The first came against Arizona in the regular-season finale, when Arizona State rallied in the fourth quarter to beat the Wildcats 41-34 and capture the Territorial Cup, one of Graham's top priorities for the season.
The Sun Devils capped that emotional victory with a momentum-for-next-year win at the Kraft Fight Hunger Bowl in San Francisco by steamrolling Navy 62-28 for their first bowl victory since the 2005 Insight Bowl.
''We go on that four-game losing streak and you hear Arizona State football is cratering again, but I never once saw any bad body language from our players,'' Graham said. ''I never saw any of our guys flinch, question anything that we were asking them to do, and that's how I know we got to their hearts, really built some trust. I was impressed by that.''
That trust might be Graham's biggest accomplishment, not what his team did in the standings.
Under previous coach Dennis Erickson, the Sun Devils were known as a loosely reined bunch waiting to commit the next personal foul.
Once Graham arrived, he turned it into a yes-sir, no-sir operation, installing a dress code, a prohibition on cursing, no hats, earrings or headphones allowed in the football offices.
Graham's players bought into it wholeheartedly, going from worst in the Pac-12 in penalties to best with 30 fewer penalties than the next closest team, Stanford.
''If you would have come in here screaming, 'Sit down, shut up, take your earring out,' I think you would have had a lot of pushback,'' Graham said. ''Our philosophy is not that. We treat these guys like young men. You act like a 13-year-old, we're going to treat you like a 13-year-old. But we asked them, 'When you come into the building, would you take that earring out?' as a physical gesture that this isn't about you, it's about team.''
Even with success, Graham couldn't escape questions about his loyalty to the program.
After short stints in previous coaching stops, particularly his one-year run at Pittsburgh, the perception was that Graham was a coach who wouldn't stick around for the long haul, someone who would bolt if a better opportunity presented itself.
Graham assuaged concerns in the months after getting the job with his whirlwind tour and built the program in his own image, yet when the season ended and job openings cropped up, the rumblings started up again.

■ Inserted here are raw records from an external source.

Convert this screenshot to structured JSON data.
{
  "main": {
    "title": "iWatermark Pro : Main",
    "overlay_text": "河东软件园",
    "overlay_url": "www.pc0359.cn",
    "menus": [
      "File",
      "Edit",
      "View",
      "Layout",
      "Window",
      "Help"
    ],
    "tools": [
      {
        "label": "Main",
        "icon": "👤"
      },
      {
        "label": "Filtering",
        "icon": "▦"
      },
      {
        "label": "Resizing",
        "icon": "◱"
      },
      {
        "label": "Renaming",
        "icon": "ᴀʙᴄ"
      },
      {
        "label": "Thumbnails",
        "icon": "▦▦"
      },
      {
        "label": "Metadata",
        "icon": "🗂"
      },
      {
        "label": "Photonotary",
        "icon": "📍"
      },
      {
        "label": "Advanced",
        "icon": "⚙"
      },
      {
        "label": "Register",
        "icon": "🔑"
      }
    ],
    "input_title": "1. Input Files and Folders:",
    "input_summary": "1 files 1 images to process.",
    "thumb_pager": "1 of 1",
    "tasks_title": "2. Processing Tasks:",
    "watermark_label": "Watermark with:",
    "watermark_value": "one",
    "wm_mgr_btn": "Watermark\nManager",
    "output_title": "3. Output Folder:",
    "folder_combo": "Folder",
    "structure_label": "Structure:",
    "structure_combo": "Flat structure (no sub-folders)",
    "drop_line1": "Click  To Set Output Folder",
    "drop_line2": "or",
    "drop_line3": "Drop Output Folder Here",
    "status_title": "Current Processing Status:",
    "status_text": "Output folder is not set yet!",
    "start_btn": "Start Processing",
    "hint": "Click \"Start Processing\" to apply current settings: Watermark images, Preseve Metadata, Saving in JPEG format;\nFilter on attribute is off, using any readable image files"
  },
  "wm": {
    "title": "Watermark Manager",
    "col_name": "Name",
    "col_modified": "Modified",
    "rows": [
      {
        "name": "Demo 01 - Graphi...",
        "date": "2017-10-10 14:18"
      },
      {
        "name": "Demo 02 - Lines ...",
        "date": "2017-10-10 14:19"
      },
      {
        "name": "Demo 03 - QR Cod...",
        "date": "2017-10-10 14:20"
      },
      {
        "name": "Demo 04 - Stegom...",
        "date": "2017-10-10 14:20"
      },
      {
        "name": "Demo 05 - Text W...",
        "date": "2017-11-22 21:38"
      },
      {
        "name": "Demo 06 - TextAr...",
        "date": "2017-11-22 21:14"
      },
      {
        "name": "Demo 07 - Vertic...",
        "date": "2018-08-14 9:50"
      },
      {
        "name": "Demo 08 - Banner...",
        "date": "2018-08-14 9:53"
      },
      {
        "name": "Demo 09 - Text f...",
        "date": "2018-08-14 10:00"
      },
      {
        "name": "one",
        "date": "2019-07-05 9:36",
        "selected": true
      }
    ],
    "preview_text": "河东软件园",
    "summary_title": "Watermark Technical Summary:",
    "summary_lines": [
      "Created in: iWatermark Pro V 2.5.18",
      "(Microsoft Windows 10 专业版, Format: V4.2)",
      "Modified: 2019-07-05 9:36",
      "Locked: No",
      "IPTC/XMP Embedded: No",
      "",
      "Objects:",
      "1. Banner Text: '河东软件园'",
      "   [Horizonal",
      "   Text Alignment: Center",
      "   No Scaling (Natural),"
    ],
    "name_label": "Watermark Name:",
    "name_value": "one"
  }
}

Not that he cared.
''I'm committed to be here. It doesn't bother me,'' Graham said. ''I can tell you my wife and I bought our dream house, we're paying it off in the next three years and win, lose or draw I'm going to be living out there at the base of the McDowell mountain range.''
The future doesn't look too bad for the Sun Devils, either.
Kelly will be back after setting a school record by completing 67.1 percent of his passes while throwing for 3,039 yards and 29 touchdowns. Leading rusher Marion Grice will be back, as will talented freshman running back D.J. Foster.
The Sun Devils also got a big boost when defensive lineman Will Sutton, the first ASU player to earn consensus All-America honors since Terrell Suggs in 2002, announced he will return for his senior season rather than head to the NFL.
Graham had a solid first recruiting class in 2012 despite having just a few months to work on it and has been busy scouring the country for talent leading up to signing day next month.
''It's been going pretty well so far,'' Graham said. ''We're well on our way to 2013.''